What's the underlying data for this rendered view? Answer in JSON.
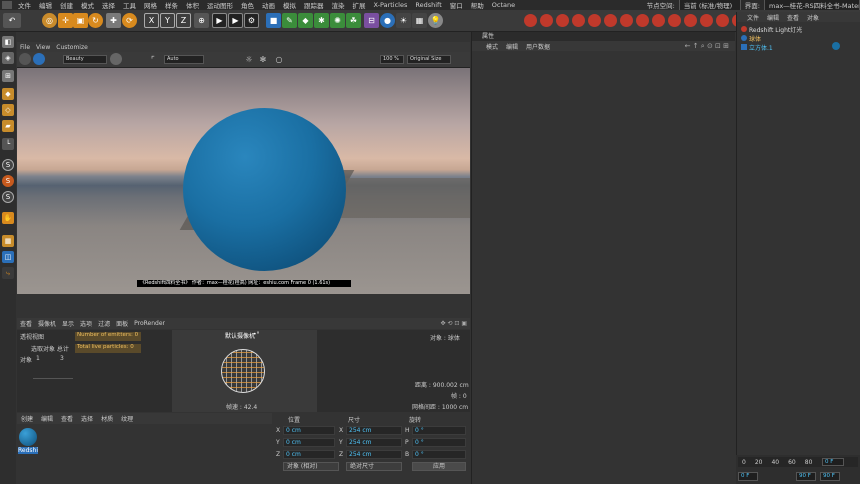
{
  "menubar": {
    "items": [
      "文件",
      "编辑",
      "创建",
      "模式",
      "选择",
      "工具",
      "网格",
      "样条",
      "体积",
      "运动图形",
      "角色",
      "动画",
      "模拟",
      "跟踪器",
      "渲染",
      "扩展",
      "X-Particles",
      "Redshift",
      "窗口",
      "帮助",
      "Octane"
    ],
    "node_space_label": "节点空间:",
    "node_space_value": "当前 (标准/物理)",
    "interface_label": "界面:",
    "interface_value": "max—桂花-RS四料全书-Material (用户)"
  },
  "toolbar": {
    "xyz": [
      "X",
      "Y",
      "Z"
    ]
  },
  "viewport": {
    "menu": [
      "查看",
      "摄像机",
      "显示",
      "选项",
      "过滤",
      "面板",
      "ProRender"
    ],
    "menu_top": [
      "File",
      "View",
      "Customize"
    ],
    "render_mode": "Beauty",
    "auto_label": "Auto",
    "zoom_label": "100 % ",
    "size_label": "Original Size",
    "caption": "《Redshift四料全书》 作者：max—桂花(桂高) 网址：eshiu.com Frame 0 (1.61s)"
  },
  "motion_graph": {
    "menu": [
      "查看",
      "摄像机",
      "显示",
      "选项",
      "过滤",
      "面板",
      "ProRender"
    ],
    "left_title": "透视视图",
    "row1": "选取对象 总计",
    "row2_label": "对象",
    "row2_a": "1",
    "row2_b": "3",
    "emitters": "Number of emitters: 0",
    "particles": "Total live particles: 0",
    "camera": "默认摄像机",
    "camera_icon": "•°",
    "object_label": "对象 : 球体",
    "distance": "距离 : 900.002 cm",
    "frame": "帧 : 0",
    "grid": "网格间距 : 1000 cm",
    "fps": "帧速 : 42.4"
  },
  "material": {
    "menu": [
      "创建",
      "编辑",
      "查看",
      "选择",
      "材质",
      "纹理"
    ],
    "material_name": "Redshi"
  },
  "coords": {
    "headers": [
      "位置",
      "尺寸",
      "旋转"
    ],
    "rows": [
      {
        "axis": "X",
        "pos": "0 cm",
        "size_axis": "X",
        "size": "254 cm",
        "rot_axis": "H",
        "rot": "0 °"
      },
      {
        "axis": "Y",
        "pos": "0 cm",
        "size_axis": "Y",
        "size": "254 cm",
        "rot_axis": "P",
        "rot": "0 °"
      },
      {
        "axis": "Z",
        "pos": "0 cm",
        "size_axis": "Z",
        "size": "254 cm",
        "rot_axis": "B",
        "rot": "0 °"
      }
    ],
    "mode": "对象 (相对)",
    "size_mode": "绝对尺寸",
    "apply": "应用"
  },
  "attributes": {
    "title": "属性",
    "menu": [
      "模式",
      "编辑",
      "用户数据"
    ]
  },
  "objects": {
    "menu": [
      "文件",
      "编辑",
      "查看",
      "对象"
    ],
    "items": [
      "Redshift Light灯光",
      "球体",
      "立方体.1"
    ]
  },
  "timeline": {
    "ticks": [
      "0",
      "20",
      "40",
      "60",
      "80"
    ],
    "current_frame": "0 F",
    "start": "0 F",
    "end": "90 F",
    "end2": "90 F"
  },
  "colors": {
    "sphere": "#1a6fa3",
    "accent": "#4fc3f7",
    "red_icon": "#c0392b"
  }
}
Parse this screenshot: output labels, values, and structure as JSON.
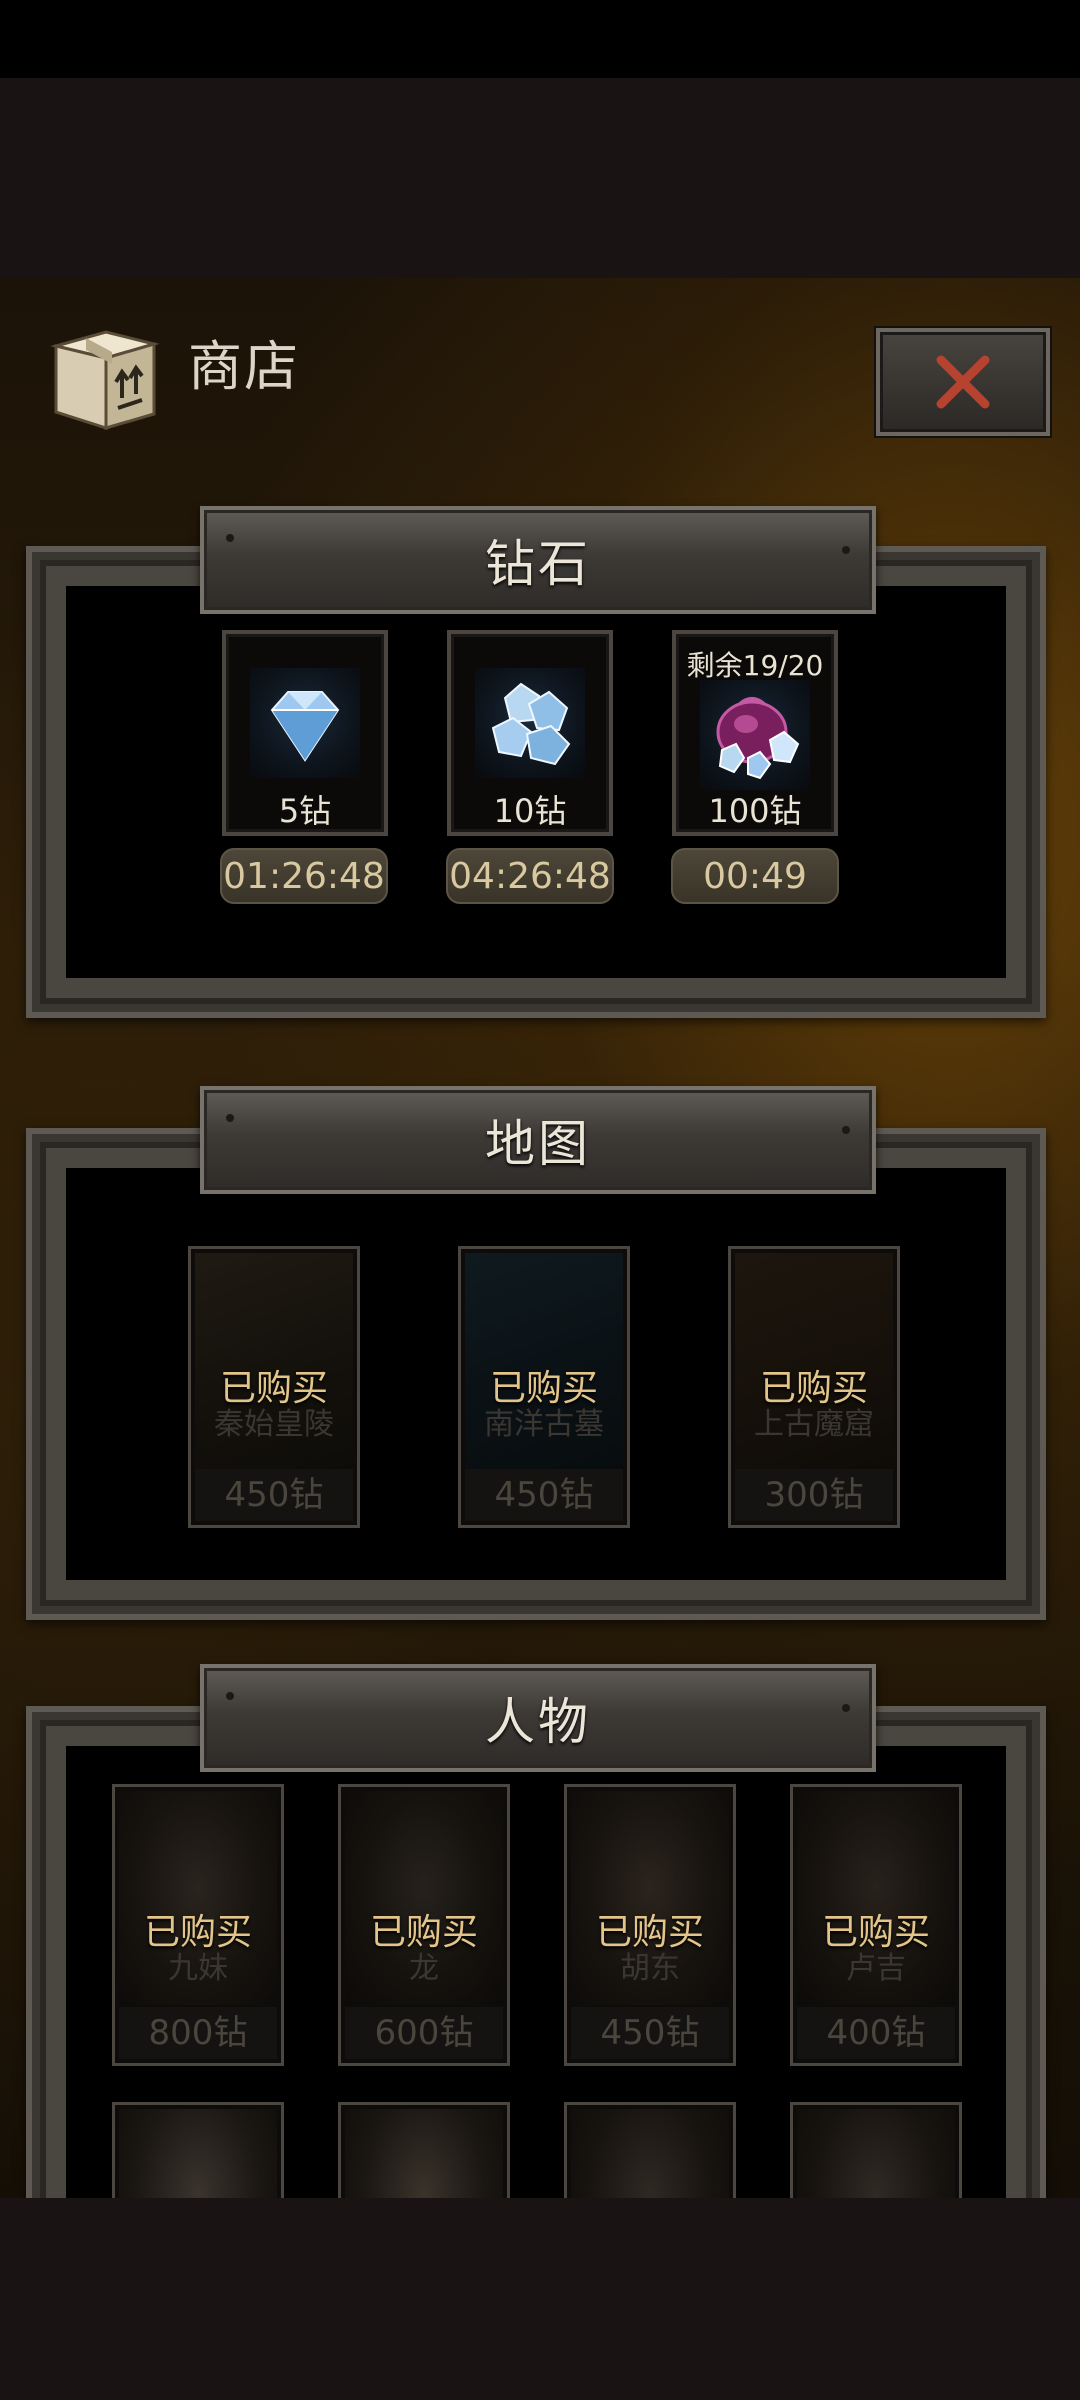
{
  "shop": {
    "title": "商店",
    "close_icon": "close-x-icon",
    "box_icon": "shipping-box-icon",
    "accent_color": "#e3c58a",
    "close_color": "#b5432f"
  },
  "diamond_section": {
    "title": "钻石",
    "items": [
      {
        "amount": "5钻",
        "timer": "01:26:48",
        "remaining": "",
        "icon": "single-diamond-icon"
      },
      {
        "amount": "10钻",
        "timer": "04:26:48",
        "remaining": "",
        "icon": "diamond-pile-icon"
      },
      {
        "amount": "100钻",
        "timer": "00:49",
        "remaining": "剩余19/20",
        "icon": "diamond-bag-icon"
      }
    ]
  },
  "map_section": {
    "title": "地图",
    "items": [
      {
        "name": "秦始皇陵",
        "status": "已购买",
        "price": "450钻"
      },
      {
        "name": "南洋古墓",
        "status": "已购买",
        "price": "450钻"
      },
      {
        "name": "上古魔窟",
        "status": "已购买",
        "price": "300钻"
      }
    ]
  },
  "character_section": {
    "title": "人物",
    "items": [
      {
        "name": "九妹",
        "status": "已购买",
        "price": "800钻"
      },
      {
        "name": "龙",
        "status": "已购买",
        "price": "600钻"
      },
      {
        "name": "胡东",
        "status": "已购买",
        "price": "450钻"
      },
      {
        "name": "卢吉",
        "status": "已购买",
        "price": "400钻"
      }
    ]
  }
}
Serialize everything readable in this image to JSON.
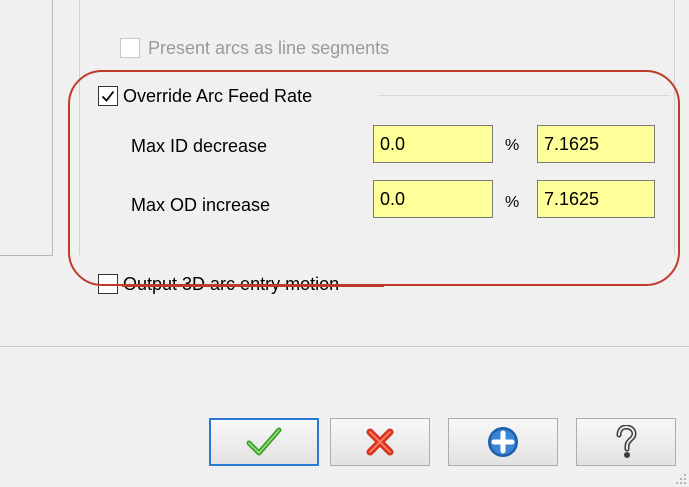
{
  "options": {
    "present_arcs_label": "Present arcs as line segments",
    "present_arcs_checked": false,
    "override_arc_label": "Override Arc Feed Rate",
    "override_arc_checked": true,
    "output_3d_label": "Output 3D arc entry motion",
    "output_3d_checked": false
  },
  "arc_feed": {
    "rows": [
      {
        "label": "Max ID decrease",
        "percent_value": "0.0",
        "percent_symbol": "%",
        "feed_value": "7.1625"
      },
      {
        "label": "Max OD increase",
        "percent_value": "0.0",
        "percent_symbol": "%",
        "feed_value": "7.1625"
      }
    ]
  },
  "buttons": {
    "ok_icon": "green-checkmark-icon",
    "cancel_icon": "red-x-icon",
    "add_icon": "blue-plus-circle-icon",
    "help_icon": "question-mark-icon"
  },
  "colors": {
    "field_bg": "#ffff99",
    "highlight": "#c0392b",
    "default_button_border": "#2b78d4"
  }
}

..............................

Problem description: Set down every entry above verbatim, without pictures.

Answer to this exercise:
What's the underlying data for this rendered view? Answer in JSON.
{
  "menubar": {
    "items": [
      "文件",
      "编辑",
      "创建",
      "模式",
      "选择",
      "工具",
      "网格",
      "样条",
      "体积",
      "运动图形",
      "角色",
      "动画",
      "模拟",
      "跟踪器",
      "渲染",
      "扩展",
      "X-Particles",
      "Redshift",
      "窗口",
      "帮助",
      "Octane"
    ],
    "node_space_label": "节点空间:",
    "node_space_value": "当前 (标准/物理)",
    "interface_label": "界面:",
    "interface_value": "max—桂花-RS四料全书-Material (用户)"
  },
  "toolbar": {
    "xyz": [
      "X",
      "Y",
      "Z"
    ]
  },
  "viewport": {
    "menu": [
      "查看",
      "摄像机",
      "显示",
      "选项",
      "过滤",
      "面板",
      "ProRender"
    ],
    "menu_top": [
      "File",
      "View",
      "Customize"
    ],
    "render_mode": "Beauty",
    "auto_label": "Auto",
    "zoom_label": "100 % ",
    "size_label": "Original Size",
    "caption": "《Redshift四料全书》 作者：max—桂花(桂高) 网址：eshiu.com Frame 0 (1.61s)"
  },
  "motion_graph": {
    "menu": [
      "查看",
      "摄像机",
      "显示",
      "选项",
      "过滤",
      "面板",
      "ProRender"
    ],
    "left_title": "透视视图",
    "row1": "选取对象 总计",
    "row2_label": "对象",
    "row2_a": "1",
    "row2_b": "3",
    "emitters": "Number of emitters: 0",
    "particles": "Total live particles: 0",
    "camera": "默认摄像机",
    "camera_icon": "•°",
    "object_label": "对象 : 球体",
    "distance": "距离 : 900.002 cm",
    "frame": "帧 : 0",
    "grid": "网格间距 : 1000 cm",
    "fps": "帧速 : 42.4"
  },
  "material": {
    "menu": [
      "创建",
      "编辑",
      "查看",
      "选择",
      "材质",
      "纹理"
    ],
    "material_name": "Redshi"
  },
  "coords": {
    "headers": [
      "位置",
      "尺寸",
      "旋转"
    ],
    "rows": [
      {
        "axis": "X",
        "pos": "0 cm",
        "size_axis": "X",
        "size": "254 cm",
        "rot_axis": "H",
        "rot": "0 °"
      },
      {
        "axis": "Y",
        "pos": "0 cm",
        "size_axis": "Y",
        "size": "254 cm",
        "rot_axis": "P",
        "rot": "0 °"
      },
      {
        "axis": "Z",
        "pos": "0 cm",
        "size_axis": "Z",
        "size": "254 cm",
        "rot_axis": "B",
        "rot": "0 °"
      }
    ],
    "mode": "对象 (相对)",
    "size_mode": "绝对尺寸",
    "apply": "应用"
  },
  "attributes": {
    "title": "属性",
    "menu": [
      "模式",
      "编辑",
      "用户数据"
    ]
  },
  "objects": {
    "menu": [
      "文件",
      "编辑",
      "查看",
      "对象"
    ],
    "items": [
      "Redshift Light灯光",
      "球体",
      "立方体.1"
    ]
  },
  "timeline": {
    "ticks": [
      "0",
      "20",
      "40",
      "60",
      "80"
    ],
    "current_frame": "0 F",
    "start": "0 F",
    "end": "90 F",
    "end2": "90 F"
  },
  "colors": {
    "sphere": "#1a6fa3",
    "accent": "#4fc3f7",
    "red_icon": "#c0392b"
  }
}
Parse this screenshot: output labels, values, and structure as JSON.
{
  "shop": {
    "title": "商店",
    "close_icon": "close-x-icon",
    "box_icon": "shipping-box-icon",
    "accent_color": "#e3c58a",
    "close_color": "#b5432f"
  },
  "diamond_section": {
    "title": "钻石",
    "items": [
      {
        "amount": "5钻",
        "timer": "01:26:48",
        "remaining": "",
        "icon": "single-diamond-icon"
      },
      {
        "amount": "10钻",
        "timer": "04:26:48",
        "remaining": "",
        "icon": "diamond-pile-icon"
      },
      {
        "amount": "100钻",
        "timer": "00:49",
        "remaining": "剩余19/20",
        "icon": "diamond-bag-icon"
      }
    ]
  },
  "map_section": {
    "title": "地图",
    "items": [
      {
        "name": "秦始皇陵",
        "status": "已购买",
        "price": "450钻"
      },
      {
        "name": "南洋古墓",
        "status": "已购买",
        "price": "450钻"
      },
      {
        "name": "上古魔窟",
        "status": "已购买",
        "price": "300钻"
      }
    ]
  },
  "character_section": {
    "title": "人物",
    "items": [
      {
        "name": "九妹",
        "status": "已购买",
        "price": "800钻"
      },
      {
        "name": "龙",
        "status": "已购买",
        "price": "600钻"
      },
      {
        "name": "胡东",
        "status": "已购买",
        "price": "450钻"
      },
      {
        "name": "卢吉",
        "status": "已购买",
        "price": "400钻"
      }
    ]
  }
}
Serialize everything readable in this image to JSON.
{
  "options": {
    "present_arcs_label": "Present arcs as line segments",
    "present_arcs_checked": false,
    "override_arc_label": "Override Arc Feed Rate",
    "override_arc_checked": true,
    "output_3d_label": "Output 3D arc entry motion",
    "output_3d_checked": false
  },
  "arc_feed": {
    "rows": [
      {
        "label": "Max ID decrease",
        "percent_value": "0.0",
        "percent_symbol": "%",
        "feed_value": "7.1625"
      },
      {
        "label": "Max OD increase",
        "percent_value": "0.0",
        "percent_symbol": "%",
        "feed_value": "7.1625"
      }
    ]
  },
  "buttons": {
    "ok_icon": "green-checkmark-icon",
    "cancel_icon": "red-x-icon",
    "add_icon": "blue-plus-circle-icon",
    "help_icon": "question-mark-icon"
  },
  "colors": {
    "field_bg": "#ffff99",
    "highlight": "#c0392b",
    "default_button_border": "#2b78d4"
  }
}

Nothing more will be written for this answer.